- What you need to do:
Go through the entries and copy every one exactly.

- Given entries:
====================
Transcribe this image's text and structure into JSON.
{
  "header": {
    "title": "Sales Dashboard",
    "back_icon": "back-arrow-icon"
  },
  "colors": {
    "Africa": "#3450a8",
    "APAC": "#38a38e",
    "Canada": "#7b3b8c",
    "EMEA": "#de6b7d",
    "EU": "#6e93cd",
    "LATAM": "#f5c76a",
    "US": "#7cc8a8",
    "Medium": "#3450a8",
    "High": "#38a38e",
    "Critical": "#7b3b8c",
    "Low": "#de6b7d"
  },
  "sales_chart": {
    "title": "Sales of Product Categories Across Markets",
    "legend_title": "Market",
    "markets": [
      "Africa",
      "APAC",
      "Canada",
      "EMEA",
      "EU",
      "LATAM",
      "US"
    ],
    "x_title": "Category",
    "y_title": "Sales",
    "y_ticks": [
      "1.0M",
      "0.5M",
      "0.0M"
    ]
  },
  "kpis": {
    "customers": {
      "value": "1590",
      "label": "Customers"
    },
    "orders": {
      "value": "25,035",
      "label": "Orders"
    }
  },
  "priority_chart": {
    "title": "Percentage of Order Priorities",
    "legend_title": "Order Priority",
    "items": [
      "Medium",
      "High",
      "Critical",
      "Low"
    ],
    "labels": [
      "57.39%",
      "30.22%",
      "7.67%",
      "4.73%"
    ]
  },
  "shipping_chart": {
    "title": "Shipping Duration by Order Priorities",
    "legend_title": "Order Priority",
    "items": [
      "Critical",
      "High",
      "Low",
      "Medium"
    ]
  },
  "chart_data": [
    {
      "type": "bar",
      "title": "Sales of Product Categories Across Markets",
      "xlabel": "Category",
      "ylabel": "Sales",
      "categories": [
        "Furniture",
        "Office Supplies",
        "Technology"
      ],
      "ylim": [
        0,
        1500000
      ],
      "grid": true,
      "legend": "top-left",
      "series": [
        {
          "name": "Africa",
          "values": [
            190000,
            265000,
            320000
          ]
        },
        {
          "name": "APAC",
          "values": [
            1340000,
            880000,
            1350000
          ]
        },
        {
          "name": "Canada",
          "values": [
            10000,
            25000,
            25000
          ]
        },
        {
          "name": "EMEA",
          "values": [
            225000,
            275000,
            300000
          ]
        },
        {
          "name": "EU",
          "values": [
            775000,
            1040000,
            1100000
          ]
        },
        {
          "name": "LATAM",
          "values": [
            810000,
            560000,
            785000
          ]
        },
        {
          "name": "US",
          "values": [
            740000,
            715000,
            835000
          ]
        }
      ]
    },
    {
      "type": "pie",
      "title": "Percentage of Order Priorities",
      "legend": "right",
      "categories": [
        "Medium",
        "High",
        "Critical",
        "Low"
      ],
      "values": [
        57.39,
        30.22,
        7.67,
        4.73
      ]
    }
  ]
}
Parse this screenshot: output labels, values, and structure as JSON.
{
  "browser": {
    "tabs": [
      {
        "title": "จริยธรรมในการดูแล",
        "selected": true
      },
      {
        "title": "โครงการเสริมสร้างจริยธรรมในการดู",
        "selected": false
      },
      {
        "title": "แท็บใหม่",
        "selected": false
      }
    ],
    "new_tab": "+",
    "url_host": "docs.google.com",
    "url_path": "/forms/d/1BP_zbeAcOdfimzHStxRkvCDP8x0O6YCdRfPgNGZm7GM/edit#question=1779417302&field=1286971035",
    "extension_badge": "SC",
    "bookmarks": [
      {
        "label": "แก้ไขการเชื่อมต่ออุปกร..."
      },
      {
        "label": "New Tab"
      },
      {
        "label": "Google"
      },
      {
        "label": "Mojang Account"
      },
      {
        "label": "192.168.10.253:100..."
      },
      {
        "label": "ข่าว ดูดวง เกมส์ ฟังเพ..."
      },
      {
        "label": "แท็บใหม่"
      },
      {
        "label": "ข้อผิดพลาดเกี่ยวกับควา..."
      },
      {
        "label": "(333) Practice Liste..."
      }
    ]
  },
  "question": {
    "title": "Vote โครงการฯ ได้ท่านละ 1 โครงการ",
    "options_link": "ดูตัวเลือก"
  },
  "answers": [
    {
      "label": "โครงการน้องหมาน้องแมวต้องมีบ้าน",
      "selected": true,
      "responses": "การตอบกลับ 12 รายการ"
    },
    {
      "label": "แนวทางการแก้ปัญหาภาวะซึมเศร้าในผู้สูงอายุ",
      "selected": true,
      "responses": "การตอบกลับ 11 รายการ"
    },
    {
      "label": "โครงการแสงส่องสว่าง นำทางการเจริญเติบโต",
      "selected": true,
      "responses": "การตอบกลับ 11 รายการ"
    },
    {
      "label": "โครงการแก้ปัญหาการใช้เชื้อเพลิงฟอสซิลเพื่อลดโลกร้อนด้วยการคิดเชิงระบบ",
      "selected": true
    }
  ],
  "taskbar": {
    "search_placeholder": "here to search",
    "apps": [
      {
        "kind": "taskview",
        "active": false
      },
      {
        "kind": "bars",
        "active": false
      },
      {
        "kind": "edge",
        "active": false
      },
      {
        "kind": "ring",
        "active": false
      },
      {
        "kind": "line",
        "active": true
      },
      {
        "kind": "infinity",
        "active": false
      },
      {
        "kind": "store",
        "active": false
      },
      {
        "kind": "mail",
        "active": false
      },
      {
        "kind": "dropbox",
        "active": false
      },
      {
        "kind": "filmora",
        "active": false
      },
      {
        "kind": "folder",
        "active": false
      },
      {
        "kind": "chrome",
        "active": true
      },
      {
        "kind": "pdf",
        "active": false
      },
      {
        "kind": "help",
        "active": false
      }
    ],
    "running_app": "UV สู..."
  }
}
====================
- Response:
Transcribe this image's text and structure into JSON.
{
  "header": {
    "title": "Sales Dashboard",
    "back_icon": "back-arrow-icon"
  },
  "colors": {
    "Africa": "#3450a8",
    "APAC": "#38a38e",
    "Canada": "#7b3b8c",
    "EMEA": "#de6b7d",
    "EU": "#6e93cd",
    "LATAM": "#f5c76a",
    "US": "#7cc8a8",
    "Medium": "#3450a8",
    "High": "#38a38e",
    "Critical": "#7b3b8c",
    "Low": "#de6b7d"
  },
  "sales_chart": {
    "title": "Sales of Product Categories Across Markets",
    "legend_title": "Market",
    "markets": [
      "Africa",
      "APAC",
      "Canada",
      "EMEA",
      "EU",
      "LATAM",
      "US"
    ],
    "x_title": "Category",
    "y_title": "Sales",
    "y_ticks": [
      "1.0M",
      "0.5M",
      "0.0M"
    ]
  },
  "kpis": {
    "customers": {
      "value": "1590",
      "label": "Customers"
    },
    "orders": {
      "value": "25,035",
      "label": "Orders"
    }
  },
  "priority_chart": {
    "title": "Percentage of Order Priorities",
    "legend_title": "Order Priority",
    "items": [
      "Medium",
      "High",
      "Critical",
      "Low"
    ],
    "labels": [
      "57.39%",
      "30.22%",
      "7.67%",
      "4.73%"
    ]
  },
  "shipping_chart": {
    "title": "Shipping Duration by Order Priorities",
    "legend_title": "Order Priority",
    "items": [
      "Critical",
      "High",
      "Low",
      "Medium"
    ]
  },
  "chart_data": [
    {
      "type": "bar",
      "title": "Sales of Product Categories Across Markets",
      "xlabel": "Category",
      "ylabel": "Sales",
      "categories": [
        "Furniture",
        "Office Supplies",
        "Technology"
      ],
      "ylim": [
        0,
        1500000
      ],
      "grid": true,
      "legend": "top-left",
      "series": [
        {
          "name": "Africa",
          "values": [
            190000,
            265000,
            320000
          ]
        },
        {
          "name": "APAC",
          "values": [
            1340000,
            880000,
            1350000
          ]
        },
        {
          "name": "Canada",
          "values": [
            10000,
            25000,
            25000
          ]
        },
        {
          "name": "EMEA",
          "values": [
            225000,
            275000,
            300000
          ]
        },
        {
          "name": "EU",
          "values": [
            775000,
            1040000,
            1100000
          ]
        },
        {
          "name": "LATAM",
          "values": [
            810000,
            560000,
            785000
          ]
        },
        {
          "name": "US",
          "values": [
            740000,
            715000,
            835000
          ]
        }
      ]
    },
    {
      "type": "pie",
      "title": "Percentage of Order Priorities",
      "legend": "right",
      "categories": [
        "Medium",
        "High",
        "Critical",
        "Low"
      ],
      "values": [
        57.39,
        30.22,
        7.67,
        4.73
      ]
    }
  ]
}
Parse this screenshot: output labels, values, and structure as JSON.
{
  "browser": {
    "tabs": [
      {
        "title": "จริยธรรมในการดูแล",
        "selected": true
      },
      {
        "title": "โครงการเสริมสร้างจริยธรรมในการดู",
        "selected": false
      },
      {
        "title": "แท็บใหม่",
        "selected": false
      }
    ],
    "new_tab": "+",
    "url_host": "docs.google.com",
    "url_path": "/forms/d/1BP_zbeAcOdfimzHStxRkvCDP8x0O6YCdRfPgNGZm7GM/edit#question=1779417302&field=1286971035",
    "extension_badge": "SC",
    "bookmarks": [
      {
        "label": "แก้ไขการเชื่อมต่ออุปกร..."
      },
      {
        "label": "New Tab"
      },
      {
        "label": "Google"
      },
      {
        "label": "Mojang Account"
      },
      {
        "label": "192.168.10.253:100..."
      },
      {
        "label": "ข่าว ดูดวง เกมส์ ฟังเพ..."
      },
      {
        "label": "แท็บใหม่"
      },
      {
        "label": "ข้อผิดพลาดเกี่ยวกับควา..."
      },
      {
        "label": "(333) Practice Liste..."
      }
    ]
  },
  "question": {
    "title": "Vote โครงการฯ ได้ท่านละ 1 โครงการ",
    "options_link": "ดูตัวเลือก"
  },
  "answers": [
    {
      "label": "โครงการน้องหมาน้องแมวต้องมีบ้าน",
      "selected": true,
      "responses": "การตอบกลับ 12 รายการ"
    },
    {
      "label": "แนวทางการแก้ปัญหาภาวะซึมเศร้าในผู้สูงอายุ",
      "selected": true,
      "responses": "การตอบกลับ 11 รายการ"
    },
    {
      "label": "โครงการแสงส่องสว่าง นำทางการเจริญเติบโต",
      "selected": true,
      "responses": "การตอบกลับ 11 รายการ"
    },
    {
      "label": "โครงการแก้ปัญหาการใช้เชื้อเพลิงฟอสซิลเพื่อลดโลกร้อนด้วยการคิดเชิงระบบ",
      "selected": true
    }
  ],
  "taskbar": {
    "search_placeholder": "here to search",
    "apps": [
      {
        "kind": "taskview",
        "active": false
      },
      {
        "kind": "bars",
        "active": false
      },
      {
        "kind": "edge",
        "active": false
      },
      {
        "kind": "ring",
        "active": false
      },
      {
        "kind": "line",
        "active": true
      },
      {
        "kind": "infinity",
        "active": false
      },
      {
        "kind": "store",
        "active": false
      },
      {
        "kind": "mail",
        "active": false
      },
      {
        "kind": "dropbox",
        "active": false
      },
      {
        "kind": "filmora",
        "active": false
      },
      {
        "kind": "folder",
        "active": false
      },
      {
        "kind": "chrome",
        "active": true
      },
      {
        "kind": "pdf",
        "active": false
      },
      {
        "kind": "help",
        "active": false
      }
    ],
    "running_app": "UV สู..."
  }
}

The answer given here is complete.